Please count the lines in the data below that mention the word "label", then give only the total.

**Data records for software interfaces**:
━━━━━━━━━━━━━━━━━━━━

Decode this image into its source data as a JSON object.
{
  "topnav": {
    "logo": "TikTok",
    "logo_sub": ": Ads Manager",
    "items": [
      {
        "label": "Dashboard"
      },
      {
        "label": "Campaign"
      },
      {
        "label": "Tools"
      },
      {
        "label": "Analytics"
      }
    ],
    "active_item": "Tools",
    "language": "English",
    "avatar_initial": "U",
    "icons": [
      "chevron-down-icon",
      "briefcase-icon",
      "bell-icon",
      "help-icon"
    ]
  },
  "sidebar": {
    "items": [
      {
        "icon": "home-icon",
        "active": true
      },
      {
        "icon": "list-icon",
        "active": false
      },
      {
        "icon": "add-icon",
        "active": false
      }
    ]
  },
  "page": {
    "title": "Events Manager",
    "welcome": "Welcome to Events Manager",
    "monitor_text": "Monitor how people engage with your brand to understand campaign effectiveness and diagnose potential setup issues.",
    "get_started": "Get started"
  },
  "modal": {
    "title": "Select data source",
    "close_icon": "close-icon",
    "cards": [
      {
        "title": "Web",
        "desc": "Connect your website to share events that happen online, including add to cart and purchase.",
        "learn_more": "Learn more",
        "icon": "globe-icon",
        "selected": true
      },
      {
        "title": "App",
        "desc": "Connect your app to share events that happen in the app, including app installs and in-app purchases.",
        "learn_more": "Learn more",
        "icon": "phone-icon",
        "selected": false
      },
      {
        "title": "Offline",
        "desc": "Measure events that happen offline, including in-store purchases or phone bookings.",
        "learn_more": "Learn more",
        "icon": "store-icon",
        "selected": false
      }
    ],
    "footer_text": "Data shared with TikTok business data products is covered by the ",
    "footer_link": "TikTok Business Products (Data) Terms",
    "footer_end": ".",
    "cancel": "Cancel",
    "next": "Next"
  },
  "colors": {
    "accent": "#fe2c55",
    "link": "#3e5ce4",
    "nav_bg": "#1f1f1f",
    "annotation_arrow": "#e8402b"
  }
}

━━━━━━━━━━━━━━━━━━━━

**EXERCISE ANSWER**: 4